--- EXERCISE ---
State how many lines of the listing below include the word "pushpin". Give only the number.

* * * * * * * * *

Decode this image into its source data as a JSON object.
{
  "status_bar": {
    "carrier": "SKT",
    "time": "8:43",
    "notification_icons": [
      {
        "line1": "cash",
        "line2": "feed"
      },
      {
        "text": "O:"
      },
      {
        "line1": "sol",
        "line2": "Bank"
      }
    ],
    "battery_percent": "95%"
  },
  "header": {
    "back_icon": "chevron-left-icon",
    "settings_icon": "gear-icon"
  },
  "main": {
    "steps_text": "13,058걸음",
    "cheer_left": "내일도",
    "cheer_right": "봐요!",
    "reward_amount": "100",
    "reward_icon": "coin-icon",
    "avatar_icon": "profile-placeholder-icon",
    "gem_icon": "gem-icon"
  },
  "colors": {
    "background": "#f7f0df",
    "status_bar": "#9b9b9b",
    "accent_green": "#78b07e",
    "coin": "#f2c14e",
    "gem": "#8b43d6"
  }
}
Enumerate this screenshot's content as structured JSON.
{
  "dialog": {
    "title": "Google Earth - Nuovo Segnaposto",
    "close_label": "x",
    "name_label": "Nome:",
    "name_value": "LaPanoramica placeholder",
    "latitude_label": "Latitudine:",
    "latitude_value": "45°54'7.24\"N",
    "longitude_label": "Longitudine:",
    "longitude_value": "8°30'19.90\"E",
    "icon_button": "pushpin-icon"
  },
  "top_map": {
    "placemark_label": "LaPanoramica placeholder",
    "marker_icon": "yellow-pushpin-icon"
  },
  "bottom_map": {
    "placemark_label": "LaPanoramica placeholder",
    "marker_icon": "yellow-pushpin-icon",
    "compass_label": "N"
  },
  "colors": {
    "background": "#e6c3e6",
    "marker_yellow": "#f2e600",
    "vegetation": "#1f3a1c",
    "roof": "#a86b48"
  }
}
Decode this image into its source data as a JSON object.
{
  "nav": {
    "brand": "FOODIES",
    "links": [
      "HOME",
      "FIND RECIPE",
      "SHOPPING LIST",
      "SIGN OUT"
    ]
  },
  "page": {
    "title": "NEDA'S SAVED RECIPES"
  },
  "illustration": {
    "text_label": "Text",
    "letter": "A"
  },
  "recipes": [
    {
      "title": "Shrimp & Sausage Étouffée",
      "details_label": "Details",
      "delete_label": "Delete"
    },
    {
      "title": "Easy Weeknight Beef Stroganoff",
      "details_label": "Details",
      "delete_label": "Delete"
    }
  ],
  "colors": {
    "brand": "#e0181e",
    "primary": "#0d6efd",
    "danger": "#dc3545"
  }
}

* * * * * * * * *

--- ANSWER SPACE ---
3